NH: It’s only going to become more important to people to have a full, holistic outlook on their health and wellbeing. That’s probably an advantage or tailwind for us. We’re thinking about different ways to give them more out of their memberships or their experiences in the studio or the club to be able, to find coaching if they need that, to be able to have in Waxing the City more holistic beauty services to think about their healthy skin versus just hair removal.

We’re using technology a lot because regardless of what product we’re offering and how we think about how our brands or our workouts or our services come be life, the technology piece of it is going to become more and more important to our consumers. And so, we’re using technology to reduce friction points for them. Your phone is a great avenue to get people to connect with brands in an efficient way.

ATN: How do fitness and wellness fit together, and how is Self Esteem pursuing opportunities at this convergence?

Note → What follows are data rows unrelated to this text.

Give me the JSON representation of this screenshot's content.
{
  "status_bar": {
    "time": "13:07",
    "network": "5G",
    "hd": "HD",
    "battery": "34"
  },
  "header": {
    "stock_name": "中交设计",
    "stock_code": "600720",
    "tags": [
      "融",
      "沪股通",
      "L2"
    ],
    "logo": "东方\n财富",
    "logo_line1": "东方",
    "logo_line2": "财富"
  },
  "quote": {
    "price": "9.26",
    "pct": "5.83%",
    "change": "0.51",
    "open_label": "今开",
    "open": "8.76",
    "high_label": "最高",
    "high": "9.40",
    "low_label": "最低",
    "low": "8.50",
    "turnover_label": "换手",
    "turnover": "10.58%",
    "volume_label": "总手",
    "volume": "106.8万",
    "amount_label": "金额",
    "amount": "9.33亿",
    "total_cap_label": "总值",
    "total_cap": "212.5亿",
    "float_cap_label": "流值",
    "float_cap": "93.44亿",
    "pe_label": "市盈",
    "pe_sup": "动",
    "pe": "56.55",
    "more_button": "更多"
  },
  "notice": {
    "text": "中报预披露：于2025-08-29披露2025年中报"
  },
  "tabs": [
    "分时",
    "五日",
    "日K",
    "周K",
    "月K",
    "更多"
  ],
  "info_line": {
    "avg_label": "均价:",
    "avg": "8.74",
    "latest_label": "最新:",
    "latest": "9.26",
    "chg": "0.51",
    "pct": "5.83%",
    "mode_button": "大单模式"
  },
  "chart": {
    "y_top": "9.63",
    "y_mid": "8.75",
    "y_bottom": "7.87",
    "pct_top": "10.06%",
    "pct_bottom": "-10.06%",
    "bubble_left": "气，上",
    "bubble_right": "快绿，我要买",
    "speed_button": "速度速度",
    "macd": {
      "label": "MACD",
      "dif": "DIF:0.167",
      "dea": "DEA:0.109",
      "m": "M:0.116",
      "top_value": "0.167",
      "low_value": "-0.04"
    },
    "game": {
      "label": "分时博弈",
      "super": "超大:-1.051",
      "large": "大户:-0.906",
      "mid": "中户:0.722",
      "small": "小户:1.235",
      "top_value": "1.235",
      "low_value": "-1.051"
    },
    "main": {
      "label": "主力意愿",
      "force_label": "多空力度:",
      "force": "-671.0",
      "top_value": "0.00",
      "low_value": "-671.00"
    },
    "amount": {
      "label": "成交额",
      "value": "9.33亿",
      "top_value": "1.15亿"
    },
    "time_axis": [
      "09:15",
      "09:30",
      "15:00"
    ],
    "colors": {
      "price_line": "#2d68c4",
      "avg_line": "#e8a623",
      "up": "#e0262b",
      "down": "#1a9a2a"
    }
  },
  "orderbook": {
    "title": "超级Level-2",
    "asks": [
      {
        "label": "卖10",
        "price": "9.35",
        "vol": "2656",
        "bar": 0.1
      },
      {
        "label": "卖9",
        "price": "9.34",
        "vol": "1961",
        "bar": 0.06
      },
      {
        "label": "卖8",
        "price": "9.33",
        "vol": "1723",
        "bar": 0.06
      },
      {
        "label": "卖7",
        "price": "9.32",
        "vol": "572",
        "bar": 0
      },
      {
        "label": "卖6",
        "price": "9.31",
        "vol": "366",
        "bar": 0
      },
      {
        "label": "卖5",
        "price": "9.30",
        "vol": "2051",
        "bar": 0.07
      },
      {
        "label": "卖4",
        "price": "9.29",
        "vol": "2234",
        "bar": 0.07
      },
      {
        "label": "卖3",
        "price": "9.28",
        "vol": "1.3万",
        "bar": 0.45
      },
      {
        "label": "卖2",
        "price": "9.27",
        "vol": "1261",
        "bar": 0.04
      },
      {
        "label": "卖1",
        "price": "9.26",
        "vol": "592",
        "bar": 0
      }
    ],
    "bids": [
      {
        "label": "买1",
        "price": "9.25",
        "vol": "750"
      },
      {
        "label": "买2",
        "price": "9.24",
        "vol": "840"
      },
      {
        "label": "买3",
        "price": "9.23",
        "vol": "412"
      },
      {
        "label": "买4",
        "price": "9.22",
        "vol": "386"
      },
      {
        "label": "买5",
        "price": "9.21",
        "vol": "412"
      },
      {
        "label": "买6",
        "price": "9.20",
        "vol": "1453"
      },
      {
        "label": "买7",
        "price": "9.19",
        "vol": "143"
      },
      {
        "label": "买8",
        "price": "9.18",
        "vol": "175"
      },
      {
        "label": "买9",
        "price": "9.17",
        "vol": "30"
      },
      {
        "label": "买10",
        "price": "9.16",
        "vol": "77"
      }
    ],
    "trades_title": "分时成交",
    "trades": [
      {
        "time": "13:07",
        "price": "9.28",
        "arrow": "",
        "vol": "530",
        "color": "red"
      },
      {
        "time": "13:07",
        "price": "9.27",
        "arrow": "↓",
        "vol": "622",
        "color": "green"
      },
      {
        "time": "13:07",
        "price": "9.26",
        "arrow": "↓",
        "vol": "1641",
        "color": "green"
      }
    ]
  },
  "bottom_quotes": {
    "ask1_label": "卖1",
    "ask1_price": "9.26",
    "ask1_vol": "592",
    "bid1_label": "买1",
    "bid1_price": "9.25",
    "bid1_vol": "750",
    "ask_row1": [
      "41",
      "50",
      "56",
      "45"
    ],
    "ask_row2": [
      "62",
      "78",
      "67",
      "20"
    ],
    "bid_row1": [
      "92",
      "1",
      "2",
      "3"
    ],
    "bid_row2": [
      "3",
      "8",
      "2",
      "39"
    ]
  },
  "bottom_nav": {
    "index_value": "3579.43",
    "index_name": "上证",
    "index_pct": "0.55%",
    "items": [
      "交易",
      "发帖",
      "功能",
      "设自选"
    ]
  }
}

SA: Everybody’s talking about Wegovy and Ozempic, and clearly all those medications have an impact on people’s jumpstart to their wellness journey. I think personally that that’s a great thing. Whatever you need to get started to be able to move yourself forward is really incredible. The reality is the side effect of some of those drugs is that you’re losing some of your strength and you’re losing some of your muscle, and I think gyms and wellness services are going to play a really big part. That’s just another tailwind that’s going to be behind us as a larger population is going to feel like, “Oh gosh I can do this.”

Beyond just different modalities of inside and outside the club, digital versus physical, we’re thinking about nutrition. We have Stronger U, a nutrition service that is a direct-to-consumer business of ours. We’re working on training programming that’s expanded to different populations. We’re working on recovery programming. We’re even getting into the mental health side of things, knowing that so much of your health has to do with your headspace and where you’re at there. I think as we go forward, you’re going to see a lot more partnerships. We just started one with Apple Fitness+ that allows all of our [Anytime Fitness] members to have access to Apple Fitness+ as part of their membership.

Scroll To Top